  • Vietnam is a great family destination.
  • Most nationalities require a tourist visa to enter Vietnam. It must be obtained in advance.
  • We recommend visiting a travel health clinic before you depart to make sure your standard travel vaccinations are all up to date.
  • Getting around within Vietnam usually involves a combination of short domestic flights and private car transfers for shorter distances.[break]
  • We highly recommend combining Vietnam with Cambodia and Laos. These three countries (collectively known as Indochina) fit together thematically and logistically, making for a well-rounded and efficient itinerary.
  • Foodies love this country. The Vietnamese are serious about quality ingredients and have a knack for preparing zesty (though not overly spiced), healthy dishes. Seafood is a major feature, as are fresh fruits and vegetables (generally fine to eat).
  • Vietnamese is the major language spoken. To get the full experience, it is recommended to have the assistance of a guide, as they can eliminate the language barrier.
  • The Vietnamese have no issue with Americans. The war was a long time ago and the population is generally positive and welcoming toward visitors.

When To Go

October through March is the ideal time to visit. During this period you have the best odds of good weather in the maximum number of places. It's not too hot, nor too cold. Rain is moderate and humidity is average. April to May is okay, but starting to get very hot and humid. June to September is the monsoon season, so it tends to be very warm and very humid.


Vietnam has a generally high standard of accommodation. Luxury comes at fairly good value, service is typically excellent, and many hotels have character and style. That being said, it’s not a country with tons of accommodation variety and depth. Hotels tend to be medium-sized in the 30-90 room range. While a town or region may seemingly have endless hotel options, there are really just one or two top notch properties in each place. The trick is not so much finding a wonderful hotel, but being sure you’ve got the right type of room.


Vintage Vespa Ride—Sit back (or hold on really tight) and let your experienced driver zoom you around the streets as you stop at some major highlights and hidden corners, all of which are the pulse of Saigon.

Hanoi Photography Tour—Meet up with one of our friends in Hanoi, a local photographer who will take you to all of the best spots in the city. Portraits, food, architecture, you name it. He knows the best spot and will help you get the perfect shot.

Dinner in an Imperial Garden Home—Take the rare opportunity to sit down to dinner with a Mandarin descendant. A trained architect, he returned to his ancestral home after the war and returned it to its original state, including the beautiful gardens on the grounds.

Street Food Tours—Experience Vietnamese cooking at its source: the street. The dining choice of all residents, roadside food stalls are the lifeblood of Vietnamese cuisine. Fresh noodles, pork, spring rolls, fried fish, even bugs if you like—it doesn't get any more local.

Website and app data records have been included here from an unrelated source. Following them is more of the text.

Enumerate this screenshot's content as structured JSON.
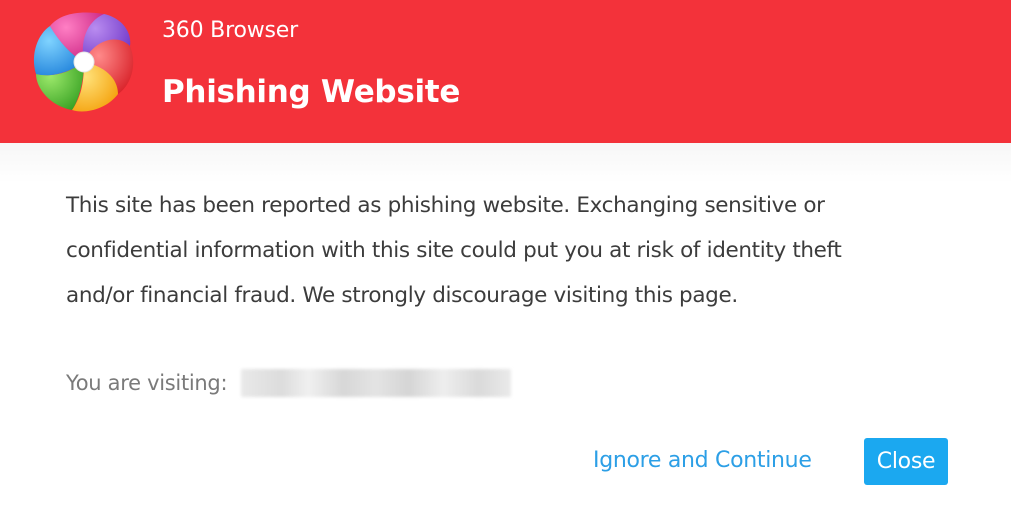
{
  "header": {
    "app_name": "360 Browser",
    "warning_title": "Phishing Website",
    "background_color": "#f3323a",
    "logo_icon": "360-browser-logo-icon"
  },
  "message": {
    "lines": [
      "This site has been reported as phishing website. Exchanging sensitive or",
      "confidential information with this site could put you at risk of identity theft",
      "and/or financial fraud. We strongly discourage visiting this page."
    ]
  },
  "visiting": {
    "label": "You are visiting:",
    "url_redacted": true
  },
  "actions": {
    "ignore_label": "Ignore and Continue",
    "close_label": "Close",
    "link_color": "#2c9fe6",
    "button_color": "#1ba8f0"
  }
}
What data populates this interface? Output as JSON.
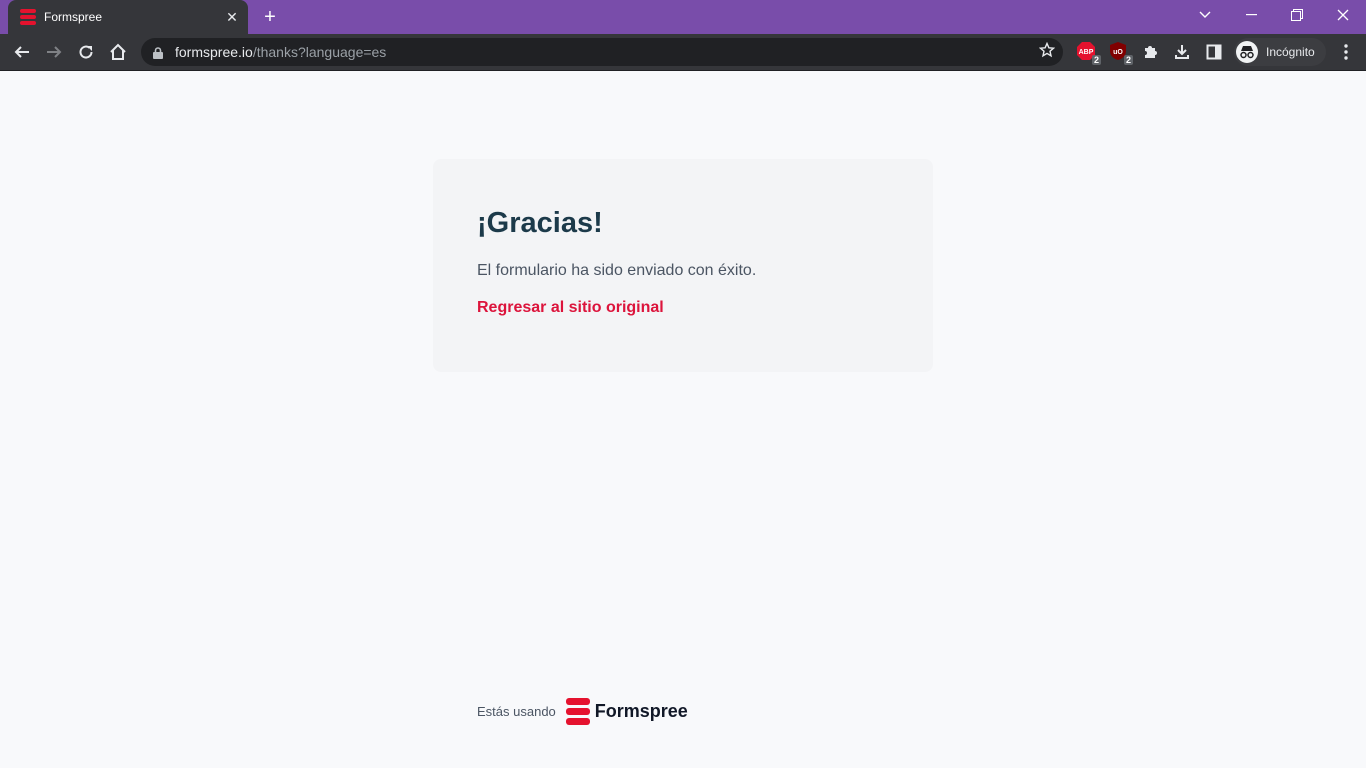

Countryside Biking and Farm Visit—Cycle through picture perfect rice fields and explore the countryside around Hoi An. Finish up at a local farming community where you can choose to either observe, or to get your hands dirty and help out with the harvest.

What They Say

The farming experience was excellent—it is so much more than farming as we spent a half day with locals, on their fields and in their home and loved this.

— Michelle K.

Our guides are great. Food tour was amazing. Didn't know October was the 'worm delicacy' month, or that I would actually EAT them! Thuan took us to his village and into his home for his home grown tea. We met his wife, mother and new week old baby.

— Megan H.

Vietnam On The Sounder

Price Guideline

$450-1000 USD per person, per day. This typically includes all hotels, regional flights, ground transfers, guided excursions, some meals, and Trufflepig trip planning services and support.